What are the benefits of lambdas? [closed]


I’m attempting to understand Python lambdas. Is lambda one of those “interesting” language terms that should be forgotten in real life?

I’m sure there are some edge instances where it’s needed, but should it be avoided due to its obscurity, the possibility of it being redefined in future releases (my assumption based on the numerous definitions), and the lower coding clarity?

Overflowing (buffer overflow) of C types – referring to the top variable and overloading to set the other field values – comes to mind. It feels like a little of tech flair, but it’s a headache for maintenance coders.

Asked by meade

Solution #1

Is it lambda expressions that you’re referring to? Like

lambda x: x**2 + 2*x - 5

Those are truly pretty beneficial. Python offers functional programming, which allows you to pass functions to other functions to do tasks. Example:

mult3 = filter(lambda x: x % 3 == 0, [1, 2, 3, 4, 5, 6, 7, 8, 9])

sets mult3 to [3, 6, 9], those elements of the original list that are multiples of 3. This is shorter (and, some could argue, clearer) than the last one.

def filterfunc(x):
    return x % 3 == 0
mult3 = filter(filterfunc, [1, 2, 3, 4, 5, 6, 7, 8, 9])

Of course, you could do the same thing as a list comprehension in this case:

mult3 = [x for x in [1, 2, 3, 4, 5, 6, 7, 8, 9] if x % 3 == 0]

(or even range(3,10,3)), but there are many other, more advanced use cases where a list comprehension isn’t possible, and a lambda function may be the quickest method to express anything.

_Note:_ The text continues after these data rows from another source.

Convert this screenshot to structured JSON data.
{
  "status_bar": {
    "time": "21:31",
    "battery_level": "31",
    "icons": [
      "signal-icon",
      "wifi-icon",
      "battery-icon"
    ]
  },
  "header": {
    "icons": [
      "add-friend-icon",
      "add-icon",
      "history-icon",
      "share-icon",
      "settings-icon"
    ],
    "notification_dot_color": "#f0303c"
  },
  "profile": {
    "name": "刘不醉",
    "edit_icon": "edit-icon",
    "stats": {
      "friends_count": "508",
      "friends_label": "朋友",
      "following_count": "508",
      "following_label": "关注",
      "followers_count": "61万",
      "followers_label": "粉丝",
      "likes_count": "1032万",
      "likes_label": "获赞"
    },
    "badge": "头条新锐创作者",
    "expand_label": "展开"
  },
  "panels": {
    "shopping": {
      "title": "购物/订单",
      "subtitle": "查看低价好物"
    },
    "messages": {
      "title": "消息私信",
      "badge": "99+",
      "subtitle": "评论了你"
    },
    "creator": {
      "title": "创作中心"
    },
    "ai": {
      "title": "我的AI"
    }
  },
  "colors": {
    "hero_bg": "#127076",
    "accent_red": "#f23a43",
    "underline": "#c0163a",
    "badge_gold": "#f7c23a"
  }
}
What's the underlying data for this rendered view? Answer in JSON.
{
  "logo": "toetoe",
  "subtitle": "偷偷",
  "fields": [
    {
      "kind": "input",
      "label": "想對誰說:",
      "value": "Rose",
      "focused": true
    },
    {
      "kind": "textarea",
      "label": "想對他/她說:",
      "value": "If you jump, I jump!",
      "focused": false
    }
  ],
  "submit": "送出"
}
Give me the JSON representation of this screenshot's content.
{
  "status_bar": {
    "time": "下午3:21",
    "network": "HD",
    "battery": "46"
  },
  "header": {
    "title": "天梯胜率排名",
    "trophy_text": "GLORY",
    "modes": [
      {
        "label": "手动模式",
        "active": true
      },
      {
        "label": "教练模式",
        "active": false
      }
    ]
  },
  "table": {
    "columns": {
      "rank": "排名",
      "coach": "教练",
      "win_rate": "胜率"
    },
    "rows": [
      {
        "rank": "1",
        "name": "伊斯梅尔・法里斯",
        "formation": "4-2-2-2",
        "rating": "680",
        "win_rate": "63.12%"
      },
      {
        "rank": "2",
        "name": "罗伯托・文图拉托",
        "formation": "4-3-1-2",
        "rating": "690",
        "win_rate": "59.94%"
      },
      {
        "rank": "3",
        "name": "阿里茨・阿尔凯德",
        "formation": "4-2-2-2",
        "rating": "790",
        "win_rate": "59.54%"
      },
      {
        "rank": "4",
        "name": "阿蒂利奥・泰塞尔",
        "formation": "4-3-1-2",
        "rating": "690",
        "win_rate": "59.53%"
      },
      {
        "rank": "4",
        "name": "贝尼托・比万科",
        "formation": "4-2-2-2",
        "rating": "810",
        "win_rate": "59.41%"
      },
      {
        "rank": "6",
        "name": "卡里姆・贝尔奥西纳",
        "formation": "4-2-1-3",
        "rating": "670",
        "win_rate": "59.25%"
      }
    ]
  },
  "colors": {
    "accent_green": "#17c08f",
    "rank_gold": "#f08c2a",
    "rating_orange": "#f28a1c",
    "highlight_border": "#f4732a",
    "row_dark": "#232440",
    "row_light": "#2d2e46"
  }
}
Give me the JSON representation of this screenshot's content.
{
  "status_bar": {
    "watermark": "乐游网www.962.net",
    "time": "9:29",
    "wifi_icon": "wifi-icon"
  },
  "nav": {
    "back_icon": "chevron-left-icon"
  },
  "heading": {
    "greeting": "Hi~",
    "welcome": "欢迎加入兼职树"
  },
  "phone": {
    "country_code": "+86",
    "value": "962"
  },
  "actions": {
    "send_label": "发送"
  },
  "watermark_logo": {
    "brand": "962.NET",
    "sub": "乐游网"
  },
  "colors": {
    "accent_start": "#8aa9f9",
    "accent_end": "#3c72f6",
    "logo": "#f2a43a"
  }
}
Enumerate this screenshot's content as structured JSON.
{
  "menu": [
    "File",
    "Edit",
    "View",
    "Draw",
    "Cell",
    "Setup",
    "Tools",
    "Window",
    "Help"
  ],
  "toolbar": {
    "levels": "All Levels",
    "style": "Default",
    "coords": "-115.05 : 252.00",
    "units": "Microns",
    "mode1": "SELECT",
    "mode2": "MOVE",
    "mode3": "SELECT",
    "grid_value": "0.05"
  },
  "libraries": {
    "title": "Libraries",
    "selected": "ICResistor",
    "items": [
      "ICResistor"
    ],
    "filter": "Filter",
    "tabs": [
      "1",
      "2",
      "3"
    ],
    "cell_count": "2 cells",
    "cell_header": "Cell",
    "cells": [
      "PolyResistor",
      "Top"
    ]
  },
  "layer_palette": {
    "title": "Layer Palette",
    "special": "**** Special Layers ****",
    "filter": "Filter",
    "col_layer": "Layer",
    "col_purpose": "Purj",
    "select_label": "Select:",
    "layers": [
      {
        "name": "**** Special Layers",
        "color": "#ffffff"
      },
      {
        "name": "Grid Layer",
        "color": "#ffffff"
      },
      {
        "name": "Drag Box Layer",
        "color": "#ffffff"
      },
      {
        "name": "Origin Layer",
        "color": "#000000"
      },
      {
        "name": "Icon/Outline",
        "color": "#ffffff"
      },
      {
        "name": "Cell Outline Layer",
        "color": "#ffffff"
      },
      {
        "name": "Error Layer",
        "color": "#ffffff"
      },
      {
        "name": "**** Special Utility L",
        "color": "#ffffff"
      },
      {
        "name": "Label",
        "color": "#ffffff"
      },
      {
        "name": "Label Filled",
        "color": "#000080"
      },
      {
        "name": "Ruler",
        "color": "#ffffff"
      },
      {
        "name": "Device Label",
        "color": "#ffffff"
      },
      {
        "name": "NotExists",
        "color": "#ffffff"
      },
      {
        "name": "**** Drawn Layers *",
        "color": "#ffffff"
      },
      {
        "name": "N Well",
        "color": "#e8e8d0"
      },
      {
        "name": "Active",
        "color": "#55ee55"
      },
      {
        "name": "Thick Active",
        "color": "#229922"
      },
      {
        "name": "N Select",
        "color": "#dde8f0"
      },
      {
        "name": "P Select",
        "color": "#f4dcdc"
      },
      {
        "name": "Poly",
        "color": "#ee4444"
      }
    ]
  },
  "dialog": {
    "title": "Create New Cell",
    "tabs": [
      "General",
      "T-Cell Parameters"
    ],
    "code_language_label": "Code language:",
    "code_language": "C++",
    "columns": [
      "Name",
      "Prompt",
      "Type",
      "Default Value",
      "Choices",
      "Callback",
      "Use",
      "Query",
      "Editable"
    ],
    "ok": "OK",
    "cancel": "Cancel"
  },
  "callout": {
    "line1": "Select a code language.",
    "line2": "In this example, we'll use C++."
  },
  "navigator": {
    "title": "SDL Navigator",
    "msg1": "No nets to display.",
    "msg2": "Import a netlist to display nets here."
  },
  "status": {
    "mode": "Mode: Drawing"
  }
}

Lambda functions are frequently used in my code. It took me some time to get used to them, but I eventually realized that they’re an important element of the language.

Answered by David Z

Solution #2

Lambda is merely another word for function. Its name is the only thing that is mysterious, scary, or enigmatic about it. Replace lambda with function in your head as you read the following line:

>>> f = lambda x: x + 1
>>> f(3)

It just defines an x function. Other languages, such as R, state it explicitly:

> f = function(x) { x + 1 }
> f(3)

Do you see what I mean? In programming, it’s one of the most natural things to accomplish.

Answered by user251650

Solution #3

The two-line summary:

Answered by John Fouhy

Solution #4

A lambda is a component of a crucial abstraction technique for dealing with higher-order functions. Please watch high-quality classes from Abelson and Sussman and study the book SICP to obtain a clear understanding of its worth.

These are important challenges in today’s software industry, and they’re growing in popularity.

Answered by egaga

Solution #5

Lambda is unlikely to go away. See Guido’s post about how he gave up attempting to get rid of it. See a diagram of the conflict as well.

For a more detailed history of the deal underlying Python’s functional features, see this post:

Lambda is rarely worth it in terms of clarity, in my opinion. In most cases, there is a clearer solution that does not use lambda.

Answered by rhettg

Post is based on